BUCYRUS — A Galion woman has been sentenced to 12 months in the Crawford County Jail as part of a plea agreement following the accidental shooting death of a child earlier this year.
Diane Ross, age 50, Galion, pleaded guilty to child endangerment, a third-degree felony, in November in Crawford County Common Pleas Court. Ross was charged in relation to an incident that occurred on May 18, 2021, in which a four-year-old male child suffered a gunshot wound to his face. The child received treatment for his wounds at Avita Galion Hospital and was later transported via helicopter to Nationwide Children’s Hospital in Columbus for additional treatment, but died from his injuries.
The toddler, who was Ross’s grandson, was in her care at the time of the incident. She is the owner of the firearm, a .22-caliber pistol, that was involved in the incident.
Judge Sean Leuthold sentenced Ross to 12 months in the county jail as part of a sanction to her five years of community control. Leuthold further ordered that if Ross fails to successfully complete the community control, she will be subject to up to 36 months in prison.
Leuthold ordered Ross to report to the Crawford County Jail on Jan. 15, 2022, to begin serving her sentence. She will remain on house arrest with an ankle monitor until Jan. 15. Leuthold also ordered that she is not to be in the presence of any children prior to reporting to the jail.
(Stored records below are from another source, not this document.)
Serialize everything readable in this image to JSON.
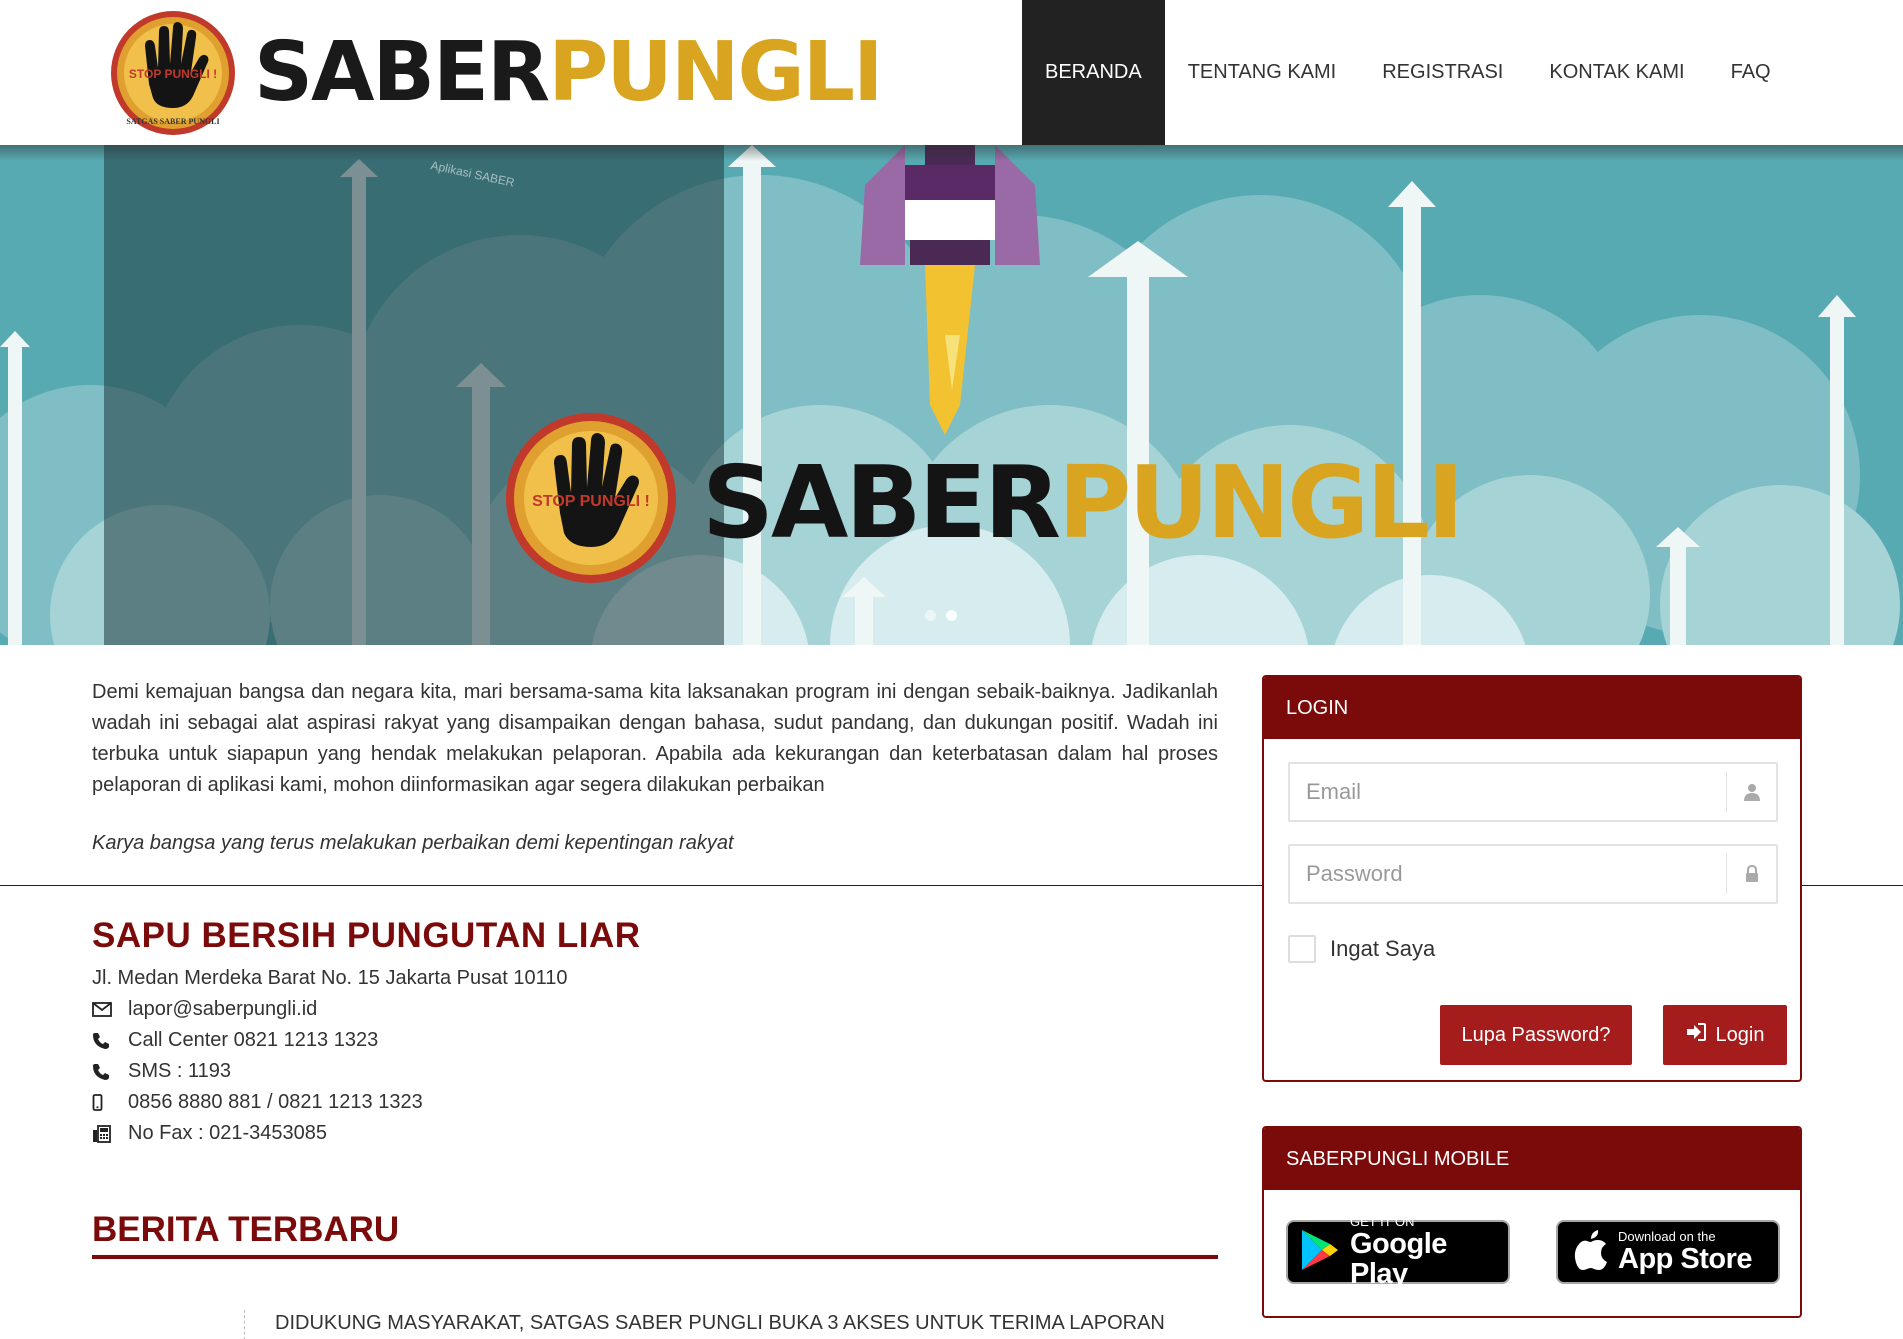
{
  "header": {
    "brand_part1": "SABER",
    "brand_part2": "PUNGLI",
    "logo_text_top": "STOP PUNGLI !",
    "logo_text_bottom": "SATGAS SABER PUNGLI",
    "nav": [
      {
        "label": "BERANDA",
        "active": true
      },
      {
        "label": "TENTANG KAMI",
        "active": false
      },
      {
        "label": "REGISTRASI",
        "active": false
      },
      {
        "label": "KONTAK KAMI",
        "active": false
      },
      {
        "label": "FAQ",
        "active": false
      }
    ]
  },
  "hero": {
    "brand_part1": "SABER",
    "brand_part2": "PUNGLI",
    "watermark": "Aplikasi SABER",
    "slides": 2,
    "active_slide": 2
  },
  "intro": {
    "paragraph": "Demi kemajuan bangsa dan negara kita, mari bersama-sama kita laksanakan program ini dengan sebaik-baiknya. Jadikanlah wadah ini sebagai alat aspirasi rakyat yang disampaikan dengan bahasa, sudut pandang, dan dukungan positif. Wadah ini terbuka untuk siapapun yang hendak melakukan pelaporan. Apabila ada kekurangan dan keterbatasan dalam hal proses pelaporan di aplikasi kami, mohon diinformasikan agar segera dilakukan perbaikan",
    "tagline": "Karya bangsa yang terus melakukan perbaikan demi kepentingan rakyat"
  },
  "contact": {
    "title": "SAPU BERSIH PUNGUTAN LIAR",
    "address": "Jl. Medan Merdeka Barat No. 15 Jakarta Pusat 10110",
    "email": "lapor@saberpungli.id",
    "call_center": "Call Center 0821 1213 1323",
    "sms": "SMS : 1193",
    "mobile": "0856 8880 881 / 0821 1213 1323",
    "fax": "No Fax : 021-3453085"
  },
  "news": {
    "title": "BERITA TERBARU",
    "items": [
      "DIDUKUNG MASYARAKAT, SATGAS SABER PUNGLI BUKA 3 AKSES UNTUK TERIMA LAPORAN"
    ]
  },
  "login": {
    "title": "LOGIN",
    "email_placeholder": "Email",
    "password_placeholder": "Password",
    "remember_label": "Ingat Saya",
    "forgot_label": "Lupa Password?",
    "login_label": "Login"
  },
  "mobile": {
    "title": "SABERPUNGLI MOBILE",
    "google_small": "GET IT ON",
    "google_big": "Google Play",
    "apple_small": "Download on the",
    "apple_big": "App Store"
  },
  "colors": {
    "brand_dark": "#1a1a1a",
    "brand_gold": "#d9a520",
    "accent_red": "#7b0a0a",
    "button_red": "#a51c1c",
    "nav_active": "#222222",
    "hero_teal": "#4da3ab"
  }
}
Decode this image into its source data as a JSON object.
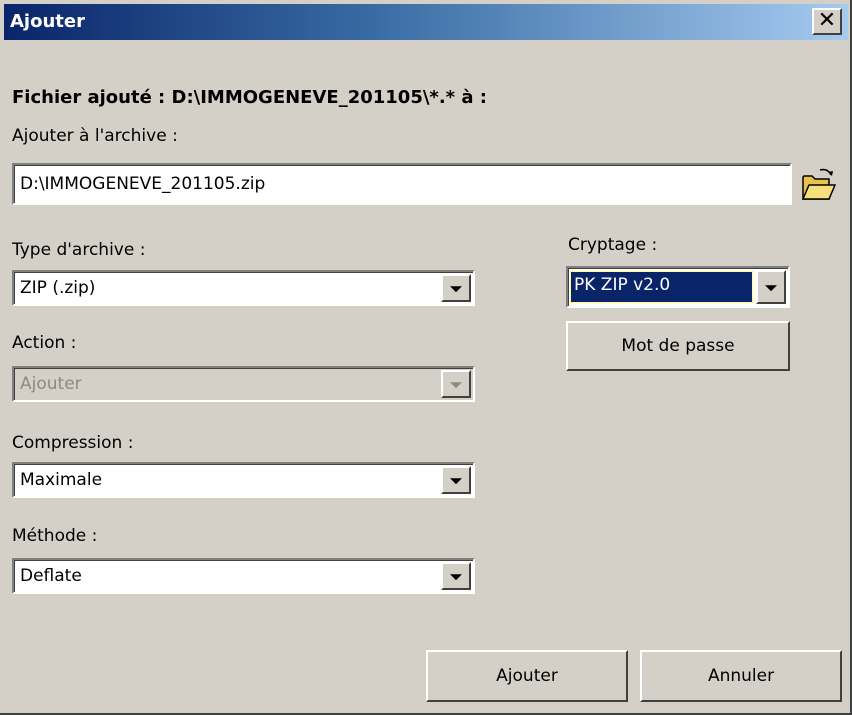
{
  "window": {
    "title": "Ajouter",
    "close_symbol": "✕"
  },
  "header": {
    "file_added_label": "Fichier ajouté : D:\\IMMOGENEVE_201105\\*.* à :"
  },
  "archive": {
    "label": "Ajouter à l'archive :",
    "value": "D:\\IMMOGENEVE_201105.zip"
  },
  "archive_type": {
    "label": "Type d'archive :",
    "value": "ZIP (.zip)"
  },
  "action": {
    "label": "Action :",
    "value": "Ajouter",
    "disabled": true
  },
  "compression": {
    "label": "Compression :",
    "value": "Maximale"
  },
  "method": {
    "label": "Méthode :",
    "value": "Deflate"
  },
  "encryption": {
    "label": "Cryptage :",
    "value": "PK ZIP v2.0",
    "password_button": "Mot de passe"
  },
  "buttons": {
    "ok": "Ajouter",
    "cancel": "Annuler"
  },
  "colors": {
    "dialog_bg": "#d4d0c8",
    "titlebar_start": "#0a246a",
    "titlebar_end": "#a6caf0",
    "selection": "#0a246a"
  }
}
In his remarks during the sentencing hearing, Leuthold said he wanted “to make it 100% clear that this was an accident.” He said there was no intent on Ross’s part to harm the child, that emergency personnel were contacted immediately, and that measures were taken in an attempt to save the child’s life.
According to photographs entered as evidence in the case that Leuthold reviewed, the pistol was not secured and was accessible to the child on a shelf that he could reach.
“It is extremely negligent to have a gun visible with children in the house,” Leuthold said.
The judge also noted that the evidence photographs showed a child’s pacifier on the same shelf as the pistol. Leuthold speculated that the child might have been reaching for the pacifier and accidentally hit the gun. He noted that he was not considering that aspect of the evidence because it was speculation on his part, but went on to say that “it troubles the court.”